Tonight, I went to the FamilySearch website to see what records they may have on Goczałki or Gottschalk, the area of Poland that I’m targeting in my latest research according to a recent post. I actually never got to finding the records since I was sidetracked by a link they had labeled “Free Classes.” I assumed these were classes at the local Family History Library and thought that they may be interesting. It would both get me to one of the libraries and also maybe learn more about how to use them. Instead, these are online classes. The one I picked was Introduction to Polish Research, which was about 53 minutes long. I paid attention for about 23 minutes when she was talking about ship manifests and origin locations. She recommended searching the passenger lists by origin location instead of by name. This way you could find other families that came from the same area. She also mentioned the amazing genealogy search website setup by Steve Morse at stevemorse.org.

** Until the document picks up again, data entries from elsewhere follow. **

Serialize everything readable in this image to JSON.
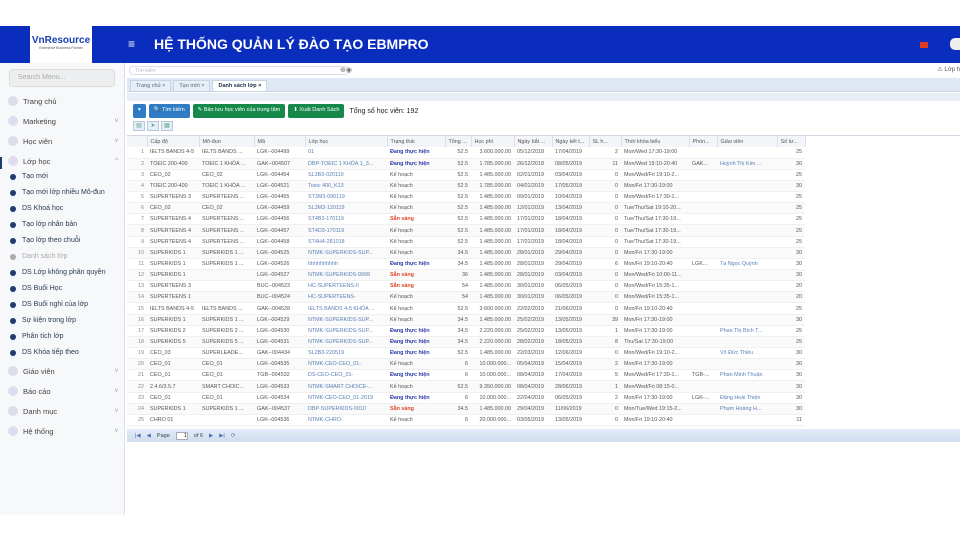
{
  "header": {
    "logo": "VnResource",
    "logo_tag": "Enterprise Business Partner",
    "title": "HỆ THỐNG QUẢN LÝ ĐÀO TẠO EBMPRO"
  },
  "sidebar": {
    "search_placeholder": "Search Menu...",
    "items": [
      {
        "label": "Trang chủ"
      },
      {
        "label": "Marketing"
      },
      {
        "label": "Học viên"
      },
      {
        "label": "Lớp học"
      }
    ],
    "sub": [
      "Tạo mới",
      "Tạo mới lớp nhiều Mô-đun",
      "DS Khoá học",
      "Tạo lớp nhân bản",
      "Tạo lớp theo chuỗi",
      "Danh sách lớp",
      "DS Lớp không phân quyền",
      "DS Buổi Học",
      "DS Buổi nghỉ của lớp",
      "Sự kiện trong lớp",
      "Phân tích lớp",
      "DS Khóa tiếp theo"
    ],
    "items2": [
      {
        "label": "Giáo viên"
      },
      {
        "label": "Báo cáo"
      },
      {
        "label": "Danh mục"
      },
      {
        "label": "Hệ thống"
      }
    ]
  },
  "search": {
    "placeholder": "Tìm kiếm"
  },
  "right_link": "Lớp h",
  "tabs": [
    "Trang chủ",
    "Tạo mới",
    "Danh sách lớp"
  ],
  "toolbar": {
    "search": "Tìm kiếm",
    "save": "Bảo lưu học viên của trung tâm",
    "export": "Xuất Danh Sách",
    "total": "Tổng số học viên: 192"
  },
  "colors": {
    "header": "#0b2dbd",
    "running": "#2a3aa8",
    "ready": "#e0452a",
    "plan": "#555555"
  },
  "columns": [
    "",
    "Cấp độ",
    "Mô-đun",
    "Mã",
    "Lớp học",
    "Trạng thái",
    "Tổng ...",
    "Học phí",
    "Ngày bắt ...",
    "Ngày kết t...",
    "SL h...",
    "Thời khóa biểu",
    "Phòn...",
    "Giáo viên",
    "Số lư..."
  ],
  "rows": [
    [
      "1",
      "IELTS BANDS 4-5",
      "IELTS BANDS ...",
      "LGK--004499",
      "01",
      "Đang thực hiện",
      "52.5",
      "3.600.000.00",
      "05/12/2018",
      "17/04/2019",
      "2",
      "Mon/Wed 17:30-19:00",
      "",
      "",
      "25"
    ],
    [
      "2",
      "TOEIC 200-400",
      "TOEIC 1 KHÓA ...",
      "GAK--004507",
      "DBP-TOEIC 1 KHÓA 1_3...",
      "Đang thực hiện",
      "52.5",
      "1.785.000.00",
      "26/12/2018",
      "08/05/2019",
      "11",
      "Mon/Wed 19:10-20:40",
      "GAK...",
      "Huỳnh Thị Kim ...",
      "30"
    ],
    [
      "3",
      "CEO_02",
      "CEO_02",
      "LGK--004454",
      "SL3B3-020119",
      "Kế hoạch",
      "52.5",
      "1.485.000.00",
      "02/01/2019",
      "03/04/2019",
      "0",
      "Mon/Wed/Fri 19:10-2...",
      "",
      "",
      "25"
    ],
    [
      "4",
      "TOEIC 200-400",
      "TOEIC 1 KHÓA ...",
      "LGK--004521",
      "Toeic 400_K13",
      "Kế hoạch",
      "52.5",
      "1.785.000.00",
      "04/01/2019",
      "17/05/2019",
      "0",
      "Mon/Fri 17:30-19:00",
      "",
      "",
      "30"
    ],
    [
      "5",
      "SUPERTEENS 3",
      "SUPERTEENS ...",
      "LGK--004455",
      "ST3M3-090119",
      "Kế hoạch",
      "52.5",
      "1.485.000.00",
      "09/01/2019",
      "10/04/2019",
      "0",
      "Mon/Wed/Fri 17:30-1...",
      "",
      "",
      "25"
    ],
    [
      "6",
      "CEO_02",
      "CEO_02",
      "LGK--004459",
      "SL3M3-120119",
      "Kế hoạch",
      "52.5",
      "1.485.000.00",
      "12/01/2019",
      "13/04/2019",
      "0",
      "Tue/Thu/Sat 19:10-20...",
      "",
      "",
      "25"
    ],
    [
      "7",
      "SUPERTEENS 4",
      "SUPERTEENS ...",
      "LGK--004456",
      "ST4B3-170119",
      "Sẵn sàng",
      "52.5",
      "1.485.000.00",
      "17/01/2019",
      "18/04/2019",
      "0",
      "Tue/Thu/Sat 17:30-19...",
      "",
      "",
      "25"
    ],
    [
      "8",
      "SUPERTEENS 4",
      "SUPERTEENS ...",
      "LGK--004457",
      "ST4D3-170119",
      "Kế hoạch",
      "52.5",
      "1.485.000.00",
      "17/01/2019",
      "18/04/2019",
      "0",
      "Tue/Thu/Sat 17:30-19...",
      "",
      "",
      "25"
    ],
    [
      "9",
      "SUPERTEENS 4",
      "SUPERTEENS ...",
      "LGK--004458",
      "ST4H4-281018",
      "Kế hoạch",
      "52.5",
      "1.485.000.00",
      "17/01/2019",
      "18/04/2019",
      "0",
      "Tue/Thu/Sat 17:30-19...",
      "",
      "",
      "25"
    ],
    [
      "10",
      "SUPERKIDS 1",
      "SUPERKIDS 1 ...",
      "LGK--004525",
      "NTMK-SUPERKIDS-SUP...",
      "Kế hoạch",
      "34.5",
      "1.485.000.00",
      "28/01/2019",
      "29/04/2019",
      "0",
      "Mon/Fri 17:30-19:00",
      "",
      "",
      "30"
    ],
    [
      "11",
      "SUPERKIDS 1",
      "SUPERKIDS 1 ...",
      "LGK--004526",
      "hhhhhhhhhh",
      "Đang thực hiện",
      "34.5",
      "1.485.000.00",
      "28/01/2019",
      "29/04/2019",
      "6",
      "Mon/Fri 19:10-20:40",
      "LGK...",
      "Tạ Ngọc Quỳnh",
      "30"
    ],
    [
      "12",
      "SUPERKIDS 1",
      "",
      "LGK--004527",
      "NTMK-SUPERKIDS-9999",
      "Sẵn sàng",
      "36",
      "1.485.000.00",
      "28/01/2019",
      "03/04/2019",
      "0",
      "Mon/Wed/Fri 10:00-11...",
      "",
      "",
      "30"
    ],
    [
      "13",
      "SUPERTEENS 3",
      "",
      "BUC--004523",
      "HC-SUPERTEENS-II",
      "Sẵn sàng",
      "54",
      "1.485.000.00",
      "30/01/2019",
      "06/05/2019",
      "0",
      "Mon/Wed/Fri 15:35-1...",
      "",
      "",
      "20"
    ],
    [
      "14",
      "SUPERTEENS 1",
      "",
      "BUC--004524",
      "HC-SUPERTEENS-",
      "Kế hoạch",
      "54",
      "1.485.000.00",
      "30/01/2019",
      "06/05/2019",
      "0",
      "Mon/Wed/Fri 15:35-1...",
      "",
      "",
      "20"
    ],
    [
      "15",
      "IELTS BANDS 4-5",
      "IELTS BANDS ...",
      "GAK--004528",
      "IELTS BANDS 4-5 KHÓA ...",
      "Kế hoạch",
      "52.5",
      "3.600.000.00",
      "22/02/2019",
      "21/06/2019",
      "0",
      "Mon/Fri 19:10-20:40",
      "",
      "",
      "25"
    ],
    [
      "16",
      "SUPERKIDS 1",
      "SUPERKIDS 1 ...",
      "LGK--004529",
      "NTMK-SUPERKIDS-SUP...",
      "Kế hoạch",
      "34.5",
      "1.485.000.00",
      "25/02/2019",
      "13/05/2019",
      "39",
      "Mon/Fri 17:30-19:00",
      "",
      "",
      "30"
    ],
    [
      "17",
      "SUPERKIDS 2",
      "SUPERKIDS 2 ...",
      "LGK--004530",
      "NTMK-SUPERKIDS-SUP...",
      "Đang thực hiện",
      "34.5",
      "2.220.000.00",
      "25/02/2019",
      "13/05/2019",
      "1",
      "Mon/Fri 17:30-19:00",
      "",
      "Phan Thị Bích T...",
      "25"
    ],
    [
      "18",
      "SUPERKIDS 5",
      "SUPERKIDS 5 ...",
      "LGK--004531",
      "NTMK-SUPERKIDS-SUP...",
      "Đang thực hiện",
      "34.5",
      "2.220.000.00",
      "28/02/2019",
      "18/05/2019",
      "8",
      "Thu/Sat 17:30-19:00",
      "",
      "",
      "25"
    ],
    [
      "19",
      "CEO_03",
      "SUPERLEADE...",
      "GAK--004434",
      "SL2B3-220519",
      "Đang thực hiện",
      "52.5",
      "1.485.000.00",
      "22/03/2019",
      "12/06/2019",
      "0",
      "Mon/Wed/Fri 19:10-2...",
      "",
      "Võ Đức Thiều",
      "30"
    ],
    [
      "20",
      "CEO_01",
      "CEO_01",
      "LGK--004535",
      "NTMK-CEO-CEO_01-",
      "Kế hoạch",
      "6",
      "10.000.000...",
      "05/04/2019",
      "15/04/2019",
      "2",
      "Mon/Fri 17:30-19:00",
      "",
      "",
      "30"
    ],
    [
      "21",
      "CEO_01",
      "CEO_01",
      "TGB--004532",
      "DS-CEO-CEO_01-",
      "Đang thực hiện",
      "6",
      "10.000.000...",
      "08/04/2019",
      "17/04/2019",
      "5",
      "Mon/Wed/Fri 17:30-1...",
      "TGB-...",
      "Phan Minh Thuận",
      "30"
    ],
    [
      "22",
      "2.4.6/3.5.7",
      "SMART CHOIC...",
      "LGK--004533",
      "NTMK-SMART CHOICE-...",
      "Kế hoạch",
      "52.5",
      "9.350.000.00",
      "08/04/2019",
      "28/06/2019",
      "1",
      "Mon/Wed/Fri 08:15-0...",
      "",
      "",
      "30"
    ],
    [
      "23",
      "CEO_01",
      "CEO_01",
      "LGK--004534",
      "NTMK-CEO-CEO_01-2019",
      "Đang thực hiện",
      "6",
      "10.000.000...",
      "22/04/2019",
      "06/05/2019",
      "2",
      "Mon/Fri 17:30-19:00",
      "LGK-...",
      "Đặng Hoài Thiện",
      "30"
    ],
    [
      "24",
      "SUPERKIDS 1",
      "SUPERKIDS 1 ...",
      "GAK--004537",
      "DBP-SUPERKIDS-0010",
      "Sẵn sàng",
      "34.5",
      "1.485.000.00",
      "29/04/2019",
      "11/06/2019",
      "0",
      "Mon/Tue/Wed 19:15-2...",
      "",
      "Phạm Hoàng H...",
      "30"
    ],
    [
      "25",
      "CHRO 01",
      "",
      "LGK--004536",
      "NTMK-CHRO-",
      "Kế hoạch",
      "6",
      "20.000.000...",
      "03/05/2019",
      "13/05/2019",
      "0",
      "Mon/Fri 19:10-20:40",
      "",
      "",
      "11"
    ]
  ],
  "pager": {
    "page_label": "Page",
    "page": "1",
    "of": "of 6"
  }
}
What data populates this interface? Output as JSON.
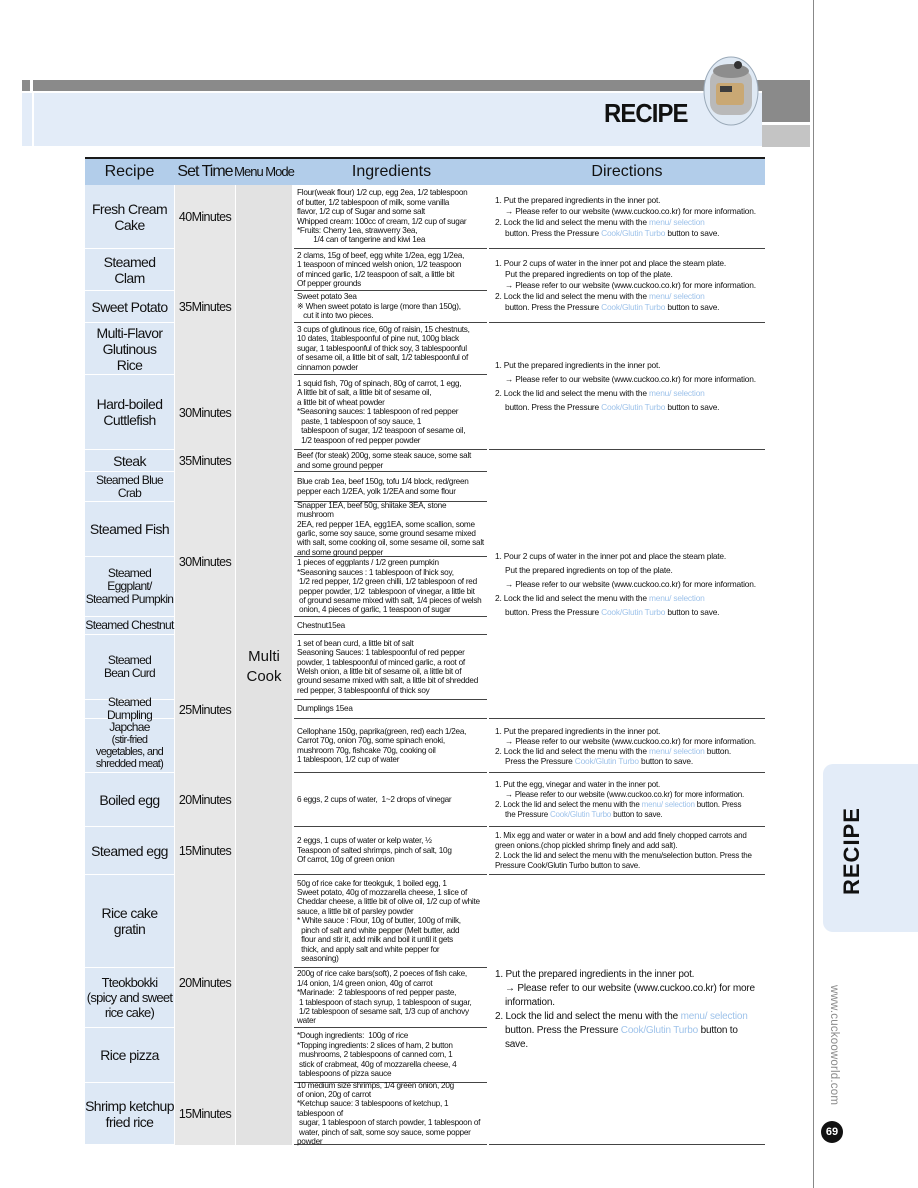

I’ve used his site previously to find updated streets and addresses for Milwaukee and also converting the 1930 Census occupation codes. It’s not the prettiest site, but neither is Google. I never really got into the other search tools that he created, so I just started going down each of his passenger list tools pasting Gottschalk into the “Place of Origin” box. Not much luck. I did find Orlowski and Sobieski families, but I don’t have those names in my family tree. Then I got towards the bottom, beyond the Ancestry.com tools, and into a very basic looking one called Germans to America (1850-1897). It sounded too broad, but let’s try it. It came back with four people from Gottschalk, but one caught my eye, Jakob Salewski. The information didn’t give a port of arrival, but it did give an arrival date of 17 Sep 1891 and a ship name, the Rhynland. 1891 was the year of immigration listed on most of Jacob ZALEWSKI’s records. His age is also listed as 28, which calculates to about 1863, which also matches my Jacob.

I searched Ancestry’s immigration database for the keyword “Rhynland” and found one arriving in New York on 17 Sep 1891. Fortunately for me, Ancestry has a lot of New York passenger lists. What is interesting is that I’ve searched over and over for Zalewski, Salewski, and all other variations. I also tried all forms of Jacob and 1891 trying to find him. So, next, I browsed the New York records manually, picking 1891, then September, and then 17. As I had hoped, there was a “Rhynland” entry. I started browsing it manually page-by-page and found Jakob Salewski on page 16 of 19 and it did say he was from Gottschalk. This matches all of the other information I’ve been leaning towards. Interestingly, he is also traveling with two other men from Gottschalk, but they don’t ring a bell and who knows if they went to Milwaukee, also.

Jakob Salewski
17 Sep 1891, Rhynland - Click for larger.

So, my next step (out of many other steps) is to see what records I can get for Goczałki and start digging. What a week.